- [Task item] Read the data below. Every line holding the string "screenshot" must be copied.

- [Element data from apps and pages]
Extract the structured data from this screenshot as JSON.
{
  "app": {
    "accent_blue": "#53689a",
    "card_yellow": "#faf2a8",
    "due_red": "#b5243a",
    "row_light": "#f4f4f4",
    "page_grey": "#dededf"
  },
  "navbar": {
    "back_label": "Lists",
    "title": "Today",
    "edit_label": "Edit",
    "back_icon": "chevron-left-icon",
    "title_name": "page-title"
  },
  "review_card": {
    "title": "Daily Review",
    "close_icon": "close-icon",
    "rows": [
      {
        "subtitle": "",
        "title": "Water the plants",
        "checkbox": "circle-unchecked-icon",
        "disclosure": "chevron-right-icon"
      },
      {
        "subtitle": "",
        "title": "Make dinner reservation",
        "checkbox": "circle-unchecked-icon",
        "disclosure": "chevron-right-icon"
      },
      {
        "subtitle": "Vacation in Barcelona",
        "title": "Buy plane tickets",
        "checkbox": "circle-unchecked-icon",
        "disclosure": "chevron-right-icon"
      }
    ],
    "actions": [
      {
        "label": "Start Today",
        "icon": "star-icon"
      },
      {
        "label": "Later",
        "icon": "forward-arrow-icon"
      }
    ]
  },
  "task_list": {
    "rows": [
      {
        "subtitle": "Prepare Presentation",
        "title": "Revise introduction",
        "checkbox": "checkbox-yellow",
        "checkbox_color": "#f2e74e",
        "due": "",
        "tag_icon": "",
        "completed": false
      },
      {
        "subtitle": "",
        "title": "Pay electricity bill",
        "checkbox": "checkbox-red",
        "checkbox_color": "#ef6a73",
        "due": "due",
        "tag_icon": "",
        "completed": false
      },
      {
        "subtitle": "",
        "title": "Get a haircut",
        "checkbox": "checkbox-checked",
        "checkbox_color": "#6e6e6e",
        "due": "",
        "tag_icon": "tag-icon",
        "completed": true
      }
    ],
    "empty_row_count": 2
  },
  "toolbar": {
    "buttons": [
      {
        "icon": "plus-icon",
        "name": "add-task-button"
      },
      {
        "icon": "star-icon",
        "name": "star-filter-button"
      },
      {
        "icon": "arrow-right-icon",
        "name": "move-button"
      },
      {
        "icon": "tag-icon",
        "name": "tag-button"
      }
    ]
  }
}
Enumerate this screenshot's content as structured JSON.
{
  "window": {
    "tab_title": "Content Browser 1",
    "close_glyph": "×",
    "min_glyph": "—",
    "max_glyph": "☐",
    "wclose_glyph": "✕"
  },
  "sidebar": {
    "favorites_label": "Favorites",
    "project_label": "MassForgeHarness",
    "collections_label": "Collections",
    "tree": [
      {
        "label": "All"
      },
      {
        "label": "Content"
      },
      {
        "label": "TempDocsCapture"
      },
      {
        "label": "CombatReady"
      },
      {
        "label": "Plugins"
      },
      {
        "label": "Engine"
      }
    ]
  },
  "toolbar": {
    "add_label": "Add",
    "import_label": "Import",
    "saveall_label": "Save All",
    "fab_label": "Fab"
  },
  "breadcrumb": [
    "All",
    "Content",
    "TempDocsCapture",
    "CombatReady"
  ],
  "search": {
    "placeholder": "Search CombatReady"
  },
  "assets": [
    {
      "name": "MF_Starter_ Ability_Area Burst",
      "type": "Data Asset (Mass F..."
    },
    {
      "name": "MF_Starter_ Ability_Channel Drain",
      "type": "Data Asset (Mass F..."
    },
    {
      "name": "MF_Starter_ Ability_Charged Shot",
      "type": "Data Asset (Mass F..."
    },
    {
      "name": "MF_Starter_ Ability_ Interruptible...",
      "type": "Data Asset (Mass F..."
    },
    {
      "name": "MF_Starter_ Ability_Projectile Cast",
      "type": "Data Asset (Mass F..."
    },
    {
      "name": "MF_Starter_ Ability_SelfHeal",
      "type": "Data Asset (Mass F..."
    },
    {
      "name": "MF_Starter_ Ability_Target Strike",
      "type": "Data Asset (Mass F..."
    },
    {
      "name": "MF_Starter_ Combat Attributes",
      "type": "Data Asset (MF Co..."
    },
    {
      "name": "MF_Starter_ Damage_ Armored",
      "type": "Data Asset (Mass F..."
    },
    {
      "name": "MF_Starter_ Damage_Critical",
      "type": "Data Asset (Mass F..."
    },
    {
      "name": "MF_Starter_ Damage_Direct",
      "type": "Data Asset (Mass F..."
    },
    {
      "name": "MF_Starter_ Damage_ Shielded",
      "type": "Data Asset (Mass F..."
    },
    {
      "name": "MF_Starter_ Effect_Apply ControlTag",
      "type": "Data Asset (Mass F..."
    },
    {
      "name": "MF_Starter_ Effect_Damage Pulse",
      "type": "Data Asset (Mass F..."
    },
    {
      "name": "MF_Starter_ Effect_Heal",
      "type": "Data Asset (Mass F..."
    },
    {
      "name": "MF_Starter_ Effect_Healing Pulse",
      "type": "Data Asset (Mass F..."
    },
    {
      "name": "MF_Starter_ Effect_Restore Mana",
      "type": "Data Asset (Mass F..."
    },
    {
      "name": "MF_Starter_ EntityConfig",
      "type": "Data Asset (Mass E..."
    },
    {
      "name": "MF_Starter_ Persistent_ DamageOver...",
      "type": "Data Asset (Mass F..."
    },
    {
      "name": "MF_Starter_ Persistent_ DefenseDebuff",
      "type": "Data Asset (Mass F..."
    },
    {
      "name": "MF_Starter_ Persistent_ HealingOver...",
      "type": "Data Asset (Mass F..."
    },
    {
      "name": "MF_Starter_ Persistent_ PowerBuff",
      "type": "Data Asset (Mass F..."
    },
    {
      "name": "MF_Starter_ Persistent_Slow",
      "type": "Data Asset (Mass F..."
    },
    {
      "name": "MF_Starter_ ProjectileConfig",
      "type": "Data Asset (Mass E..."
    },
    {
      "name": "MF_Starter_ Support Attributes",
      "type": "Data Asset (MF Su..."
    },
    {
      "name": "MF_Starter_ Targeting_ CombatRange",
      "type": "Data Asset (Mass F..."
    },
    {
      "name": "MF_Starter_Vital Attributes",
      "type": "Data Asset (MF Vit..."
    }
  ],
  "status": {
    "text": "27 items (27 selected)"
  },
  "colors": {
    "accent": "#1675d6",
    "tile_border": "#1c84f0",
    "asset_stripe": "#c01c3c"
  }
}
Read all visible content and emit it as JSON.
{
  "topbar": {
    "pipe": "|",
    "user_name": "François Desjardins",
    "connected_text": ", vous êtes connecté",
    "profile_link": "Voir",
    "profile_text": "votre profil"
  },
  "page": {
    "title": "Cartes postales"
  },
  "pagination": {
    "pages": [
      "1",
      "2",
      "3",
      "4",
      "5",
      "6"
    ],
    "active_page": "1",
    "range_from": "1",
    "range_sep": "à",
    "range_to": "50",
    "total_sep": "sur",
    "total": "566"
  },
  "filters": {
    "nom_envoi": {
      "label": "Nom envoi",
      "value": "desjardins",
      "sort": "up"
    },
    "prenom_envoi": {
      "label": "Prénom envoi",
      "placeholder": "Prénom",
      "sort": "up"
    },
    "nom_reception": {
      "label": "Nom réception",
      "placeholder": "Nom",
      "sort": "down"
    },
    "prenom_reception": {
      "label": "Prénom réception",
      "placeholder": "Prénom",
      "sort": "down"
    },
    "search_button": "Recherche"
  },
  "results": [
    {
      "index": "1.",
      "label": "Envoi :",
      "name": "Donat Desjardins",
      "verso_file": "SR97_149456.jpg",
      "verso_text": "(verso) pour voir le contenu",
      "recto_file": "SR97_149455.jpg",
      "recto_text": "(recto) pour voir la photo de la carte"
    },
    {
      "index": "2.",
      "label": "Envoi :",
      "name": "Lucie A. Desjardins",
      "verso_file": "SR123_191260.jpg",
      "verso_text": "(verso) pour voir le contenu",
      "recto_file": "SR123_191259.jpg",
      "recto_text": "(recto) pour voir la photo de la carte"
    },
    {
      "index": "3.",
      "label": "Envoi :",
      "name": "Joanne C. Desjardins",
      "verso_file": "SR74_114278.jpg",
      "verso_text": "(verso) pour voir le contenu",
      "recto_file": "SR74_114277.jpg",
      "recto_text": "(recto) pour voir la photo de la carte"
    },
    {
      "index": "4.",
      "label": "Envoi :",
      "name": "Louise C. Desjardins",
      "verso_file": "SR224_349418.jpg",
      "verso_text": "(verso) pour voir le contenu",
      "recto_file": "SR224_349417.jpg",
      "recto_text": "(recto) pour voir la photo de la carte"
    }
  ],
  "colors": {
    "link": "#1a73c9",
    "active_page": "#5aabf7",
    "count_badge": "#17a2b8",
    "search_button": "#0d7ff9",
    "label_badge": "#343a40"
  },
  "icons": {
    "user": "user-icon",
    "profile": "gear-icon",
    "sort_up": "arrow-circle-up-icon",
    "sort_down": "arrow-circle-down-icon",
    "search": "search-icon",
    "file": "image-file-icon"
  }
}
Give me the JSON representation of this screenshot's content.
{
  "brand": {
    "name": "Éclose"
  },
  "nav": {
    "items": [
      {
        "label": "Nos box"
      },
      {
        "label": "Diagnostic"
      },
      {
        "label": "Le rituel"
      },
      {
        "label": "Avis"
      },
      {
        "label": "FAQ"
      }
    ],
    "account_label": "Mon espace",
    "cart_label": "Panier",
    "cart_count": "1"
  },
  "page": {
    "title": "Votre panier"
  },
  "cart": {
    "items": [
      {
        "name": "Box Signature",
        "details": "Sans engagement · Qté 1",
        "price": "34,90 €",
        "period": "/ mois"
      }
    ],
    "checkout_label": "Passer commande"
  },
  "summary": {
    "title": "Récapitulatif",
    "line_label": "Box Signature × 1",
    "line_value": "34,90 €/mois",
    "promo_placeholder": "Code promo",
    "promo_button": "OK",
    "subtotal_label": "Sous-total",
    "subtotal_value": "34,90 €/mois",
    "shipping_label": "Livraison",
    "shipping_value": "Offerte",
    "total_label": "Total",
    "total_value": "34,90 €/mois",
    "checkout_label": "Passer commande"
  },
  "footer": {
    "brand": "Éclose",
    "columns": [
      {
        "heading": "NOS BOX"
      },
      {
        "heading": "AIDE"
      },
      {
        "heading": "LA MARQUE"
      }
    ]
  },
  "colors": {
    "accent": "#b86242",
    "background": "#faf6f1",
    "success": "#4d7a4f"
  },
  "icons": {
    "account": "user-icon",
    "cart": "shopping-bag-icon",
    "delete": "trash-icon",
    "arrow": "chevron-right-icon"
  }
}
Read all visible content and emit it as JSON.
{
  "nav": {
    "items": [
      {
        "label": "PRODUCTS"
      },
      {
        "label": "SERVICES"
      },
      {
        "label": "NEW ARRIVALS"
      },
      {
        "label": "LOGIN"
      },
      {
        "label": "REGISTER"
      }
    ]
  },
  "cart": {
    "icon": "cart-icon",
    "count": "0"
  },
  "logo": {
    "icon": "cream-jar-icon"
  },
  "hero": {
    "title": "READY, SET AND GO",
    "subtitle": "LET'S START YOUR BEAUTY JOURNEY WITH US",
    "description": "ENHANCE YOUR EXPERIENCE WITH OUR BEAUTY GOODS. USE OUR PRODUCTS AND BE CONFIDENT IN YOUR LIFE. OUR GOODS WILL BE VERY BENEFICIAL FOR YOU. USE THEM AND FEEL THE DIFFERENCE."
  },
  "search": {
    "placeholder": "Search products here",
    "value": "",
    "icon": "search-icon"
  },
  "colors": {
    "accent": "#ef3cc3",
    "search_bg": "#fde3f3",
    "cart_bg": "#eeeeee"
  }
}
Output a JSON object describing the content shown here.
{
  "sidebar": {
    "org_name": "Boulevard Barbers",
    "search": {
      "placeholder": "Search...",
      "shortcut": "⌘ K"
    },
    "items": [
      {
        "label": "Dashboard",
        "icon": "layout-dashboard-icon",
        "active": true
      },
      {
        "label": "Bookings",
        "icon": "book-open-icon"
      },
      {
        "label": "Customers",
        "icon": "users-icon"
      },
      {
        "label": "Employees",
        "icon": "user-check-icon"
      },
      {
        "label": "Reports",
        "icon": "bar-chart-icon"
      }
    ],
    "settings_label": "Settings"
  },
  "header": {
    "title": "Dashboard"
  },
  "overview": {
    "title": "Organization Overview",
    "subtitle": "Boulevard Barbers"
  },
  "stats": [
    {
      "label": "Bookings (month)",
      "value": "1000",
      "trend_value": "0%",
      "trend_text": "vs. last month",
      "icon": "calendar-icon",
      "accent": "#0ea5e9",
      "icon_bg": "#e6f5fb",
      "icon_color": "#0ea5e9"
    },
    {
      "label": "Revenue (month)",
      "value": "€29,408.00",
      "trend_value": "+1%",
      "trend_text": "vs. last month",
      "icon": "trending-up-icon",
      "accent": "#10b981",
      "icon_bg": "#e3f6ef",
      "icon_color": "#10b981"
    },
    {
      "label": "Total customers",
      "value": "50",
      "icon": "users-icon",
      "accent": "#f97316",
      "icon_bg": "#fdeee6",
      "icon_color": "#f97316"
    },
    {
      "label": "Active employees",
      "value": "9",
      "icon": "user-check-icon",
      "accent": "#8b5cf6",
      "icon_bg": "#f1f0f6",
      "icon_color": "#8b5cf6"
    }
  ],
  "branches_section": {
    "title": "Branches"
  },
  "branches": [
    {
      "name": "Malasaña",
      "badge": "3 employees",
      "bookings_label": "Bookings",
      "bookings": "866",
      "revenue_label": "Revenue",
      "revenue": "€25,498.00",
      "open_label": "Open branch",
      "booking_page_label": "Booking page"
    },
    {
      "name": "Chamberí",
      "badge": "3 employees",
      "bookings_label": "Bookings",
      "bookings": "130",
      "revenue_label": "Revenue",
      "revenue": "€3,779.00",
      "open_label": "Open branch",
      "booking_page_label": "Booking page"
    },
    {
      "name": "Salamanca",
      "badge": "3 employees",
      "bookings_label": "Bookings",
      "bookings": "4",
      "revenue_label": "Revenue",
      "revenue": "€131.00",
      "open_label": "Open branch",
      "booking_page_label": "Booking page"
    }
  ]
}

- [Task result]
Extract the structured data from this screenshot as JSON.
Enumerate this screenshot's content as structured JSON.
Give me the JSON representation of this screenshot's content.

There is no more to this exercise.